• **To do**: Down to the last line below, repeat the entries word for word and drop the pictures.

• **Material supplied**:
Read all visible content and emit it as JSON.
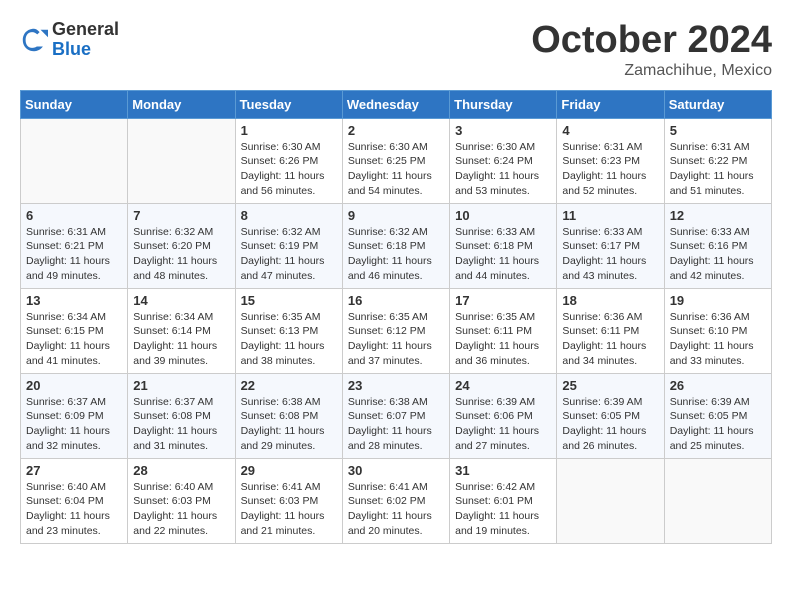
{
  "header": {
    "logo_general": "General",
    "logo_blue": "Blue",
    "month": "October 2024",
    "location": "Zamachihue, Mexico"
  },
  "weekdays": [
    "Sunday",
    "Monday",
    "Tuesday",
    "Wednesday",
    "Thursday",
    "Friday",
    "Saturday"
  ],
  "weeks": [
    [
      {
        "day": "",
        "content": ""
      },
      {
        "day": "",
        "content": ""
      },
      {
        "day": "1",
        "content": "Sunrise: 6:30 AM\nSunset: 6:26 PM\nDaylight: 11 hours and 56 minutes."
      },
      {
        "day": "2",
        "content": "Sunrise: 6:30 AM\nSunset: 6:25 PM\nDaylight: 11 hours and 54 minutes."
      },
      {
        "day": "3",
        "content": "Sunrise: 6:30 AM\nSunset: 6:24 PM\nDaylight: 11 hours and 53 minutes."
      },
      {
        "day": "4",
        "content": "Sunrise: 6:31 AM\nSunset: 6:23 PM\nDaylight: 11 hours and 52 minutes."
      },
      {
        "day": "5",
        "content": "Sunrise: 6:31 AM\nSunset: 6:22 PM\nDaylight: 11 hours and 51 minutes."
      }
    ],
    [
      {
        "day": "6",
        "content": "Sunrise: 6:31 AM\nSunset: 6:21 PM\nDaylight: 11 hours and 49 minutes."
      },
      {
        "day": "7",
        "content": "Sunrise: 6:32 AM\nSunset: 6:20 PM\nDaylight: 11 hours and 48 minutes."
      },
      {
        "day": "8",
        "content": "Sunrise: 6:32 AM\nSunset: 6:19 PM\nDaylight: 11 hours and 47 minutes."
      },
      {
        "day": "9",
        "content": "Sunrise: 6:32 AM\nSunset: 6:18 PM\nDaylight: 11 hours and 46 minutes."
      },
      {
        "day": "10",
        "content": "Sunrise: 6:33 AM\nSunset: 6:18 PM\nDaylight: 11 hours and 44 minutes."
      },
      {
        "day": "11",
        "content": "Sunrise: 6:33 AM\nSunset: 6:17 PM\nDaylight: 11 hours and 43 minutes."
      },
      {
        "day": "12",
        "content": "Sunrise: 6:33 AM\nSunset: 6:16 PM\nDaylight: 11 hours and 42 minutes."
      }
    ],
    [
      {
        "day": "13",
        "content": "Sunrise: 6:34 AM\nSunset: 6:15 PM\nDaylight: 11 hours and 41 minutes."
      },
      {
        "day": "14",
        "content": "Sunrise: 6:34 AM\nSunset: 6:14 PM\nDaylight: 11 hours and 39 minutes."
      },
      {
        "day": "15",
        "content": "Sunrise: 6:35 AM\nSunset: 6:13 PM\nDaylight: 11 hours and 38 minutes."
      },
      {
        "day": "16",
        "content": "Sunrise: 6:35 AM\nSunset: 6:12 PM\nDaylight: 11 hours and 37 minutes."
      },
      {
        "day": "17",
        "content": "Sunrise: 6:35 AM\nSunset: 6:11 PM\nDaylight: 11 hours and 36 minutes."
      },
      {
        "day": "18",
        "content": "Sunrise: 6:36 AM\nSunset: 6:11 PM\nDaylight: 11 hours and 34 minutes."
      },
      {
        "day": "19",
        "content": "Sunrise: 6:36 AM\nSunset: 6:10 PM\nDaylight: 11 hours and 33 minutes."
      }
    ],
    [
      {
        "day": "20",
        "content": "Sunrise: 6:37 AM\nSunset: 6:09 PM\nDaylight: 11 hours and 32 minutes."
      },
      {
        "day": "21",
        "content": "Sunrise: 6:37 AM\nSunset: 6:08 PM\nDaylight: 11 hours and 31 minutes."
      },
      {
        "day": "22",
        "content": "Sunrise: 6:38 AM\nSunset: 6:08 PM\nDaylight: 11 hours and 29 minutes."
      },
      {
        "day": "23",
        "content": "Sunrise: 6:38 AM\nSunset: 6:07 PM\nDaylight: 11 hours and 28 minutes."
      },
      {
        "day": "24",
        "content": "Sunrise: 6:39 AM\nSunset: 6:06 PM\nDaylight: 11 hours and 27 minutes."
      },
      {
        "day": "25",
        "content": "Sunrise: 6:39 AM\nSunset: 6:05 PM\nDaylight: 11 hours and 26 minutes."
      },
      {
        "day": "26",
        "content": "Sunrise: 6:39 AM\nSunset: 6:05 PM\nDaylight: 11 hours and 25 minutes."
      }
    ],
    [
      {
        "day": "27",
        "content": "Sunrise: 6:40 AM\nSunset: 6:04 PM\nDaylight: 11 hours and 23 minutes."
      },
      {
        "day": "28",
        "content": "Sunrise: 6:40 AM\nSunset: 6:03 PM\nDaylight: 11 hours and 22 minutes."
      },
      {
        "day": "29",
        "content": "Sunrise: 6:41 AM\nSunset: 6:03 PM\nDaylight: 11 hours and 21 minutes."
      },
      {
        "day": "30",
        "content": "Sunrise: 6:41 AM\nSunset: 6:02 PM\nDaylight: 11 hours and 20 minutes."
      },
      {
        "day": "31",
        "content": "Sunrise: 6:42 AM\nSunset: 6:01 PM\nDaylight: 11 hours and 19 minutes."
      },
      {
        "day": "",
        "content": ""
      },
      {
        "day": "",
        "content": ""
      }
    ]
  ]
}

• **Finished exercise**:
Read all visible content and emit it as JSON.
{
  "header": {
    "logo_general": "General",
    "logo_blue": "Blue",
    "month": "October 2024",
    "location": "Zamachihue, Mexico"
  },
  "weekdays": [
    "Sunday",
    "Monday",
    "Tuesday",
    "Wednesday",
    "Thursday",
    "Friday",
    "Saturday"
  ],
  "weeks": [
    [
      {
        "day": "",
        "content": ""
      },
      {
        "day": "",
        "content": ""
      },
      {
        "day": "1",
        "content": "Sunrise: 6:30 AM\nSunset: 6:26 PM\nDaylight: 11 hours and 56 minutes."
      },
      {
        "day": "2",
        "content": "Sunrise: 6:30 AM\nSunset: 6:25 PM\nDaylight: 11 hours and 54 minutes."
      },
      {
        "day": "3",
        "content": "Sunrise: 6:30 AM\nSunset: 6:24 PM\nDaylight: 11 hours and 53 minutes."
      },
      {
        "day": "4",
        "content": "Sunrise: 6:31 AM\nSunset: 6:23 PM\nDaylight: 11 hours and 52 minutes."
      },
      {
        "day": "5",
        "content": "Sunrise: 6:31 AM\nSunset: 6:22 PM\nDaylight: 11 hours and 51 minutes."
      }
    ],
    [
      {
        "day": "6",
        "content": "Sunrise: 6:31 AM\nSunset: 6:21 PM\nDaylight: 11 hours and 49 minutes."
      },
      {
        "day": "7",
        "content": "Sunrise: 6:32 AM\nSunset: 6:20 PM\nDaylight: 11 hours and 48 minutes."
      },
      {
        "day": "8",
        "content": "Sunrise: 6:32 AM\nSunset: 6:19 PM\nDaylight: 11 hours and 47 minutes."
      },
      {
        "day": "9",
        "content": "Sunrise: 6:32 AM\nSunset: 6:18 PM\nDaylight: 11 hours and 46 minutes."
      },
      {
        "day": "10",
        "content": "Sunrise: 6:33 AM\nSunset: 6:18 PM\nDaylight: 11 hours and 44 minutes."
      },
      {
        "day": "11",
        "content": "Sunrise: 6:33 AM\nSunset: 6:17 PM\nDaylight: 11 hours and 43 minutes."
      },
      {
        "day": "12",
        "content": "Sunrise: 6:33 AM\nSunset: 6:16 PM\nDaylight: 11 hours and 42 minutes."
      }
    ],
    [
      {
        "day": "13",
        "content": "Sunrise: 6:34 AM\nSunset: 6:15 PM\nDaylight: 11 hours and 41 minutes."
      },
      {
        "day": "14",
        "content": "Sunrise: 6:34 AM\nSunset: 6:14 PM\nDaylight: 11 hours and 39 minutes."
      },
      {
        "day": "15",
        "content": "Sunrise: 6:35 AM\nSunset: 6:13 PM\nDaylight: 11 hours and 38 minutes."
      },
      {
        "day": "16",
        "content": "Sunrise: 6:35 AM\nSunset: 6:12 PM\nDaylight: 11 hours and 37 minutes."
      },
      {
        "day": "17",
        "content": "Sunrise: 6:35 AM\nSunset: 6:11 PM\nDaylight: 11 hours and 36 minutes."
      },
      {
        "day": "18",
        "content": "Sunrise: 6:36 AM\nSunset: 6:11 PM\nDaylight: 11 hours and 34 minutes."
      },
      {
        "day": "19",
        "content": "Sunrise: 6:36 AM\nSunset: 6:10 PM\nDaylight: 11 hours and 33 minutes."
      }
    ],
    [
      {
        "day": "20",
        "content": "Sunrise: 6:37 AM\nSunset: 6:09 PM\nDaylight: 11 hours and 32 minutes."
      },
      {
        "day": "21",
        "content": "Sunrise: 6:37 AM\nSunset: 6:08 PM\nDaylight: 11 hours and 31 minutes."
      },
      {
        "day": "22",
        "content": "Sunrise: 6:38 AM\nSunset: 6:08 PM\nDaylight: 11 hours and 29 minutes."
      },
      {
        "day": "23",
        "content": "Sunrise: 6:38 AM\nSunset: 6:07 PM\nDaylight: 11 hours and 28 minutes."
      },
      {
        "day": "24",
        "content": "Sunrise: 6:39 AM\nSunset: 6:06 PM\nDaylight: 11 hours and 27 minutes."
      },
      {
        "day": "25",
        "content": "Sunrise: 6:39 AM\nSunset: 6:05 PM\nDaylight: 11 hours and 26 minutes."
      },
      {
        "day": "26",
        "content": "Sunrise: 6:39 AM\nSunset: 6:05 PM\nDaylight: 11 hours and 25 minutes."
      }
    ],
    [
      {
        "day": "27",
        "content": "Sunrise: 6:40 AM\nSunset: 6:04 PM\nDaylight: 11 hours and 23 minutes."
      },
      {
        "day": "28",
        "content": "Sunrise: 6:40 AM\nSunset: 6:03 PM\nDaylight: 11 hours and 22 minutes."
      },
      {
        "day": "29",
        "content": "Sunrise: 6:41 AM\nSunset: 6:03 PM\nDaylight: 11 hours and 21 minutes."
      },
      {
        "day": "30",
        "content": "Sunrise: 6:41 AM\nSunset: 6:02 PM\nDaylight: 11 hours and 20 minutes."
      },
      {
        "day": "31",
        "content": "Sunrise: 6:42 AM\nSunset: 6:01 PM\nDaylight: 11 hours and 19 minutes."
      },
      {
        "day": "",
        "content": ""
      },
      {
        "day": "",
        "content": ""
      }
    ]
  ]
}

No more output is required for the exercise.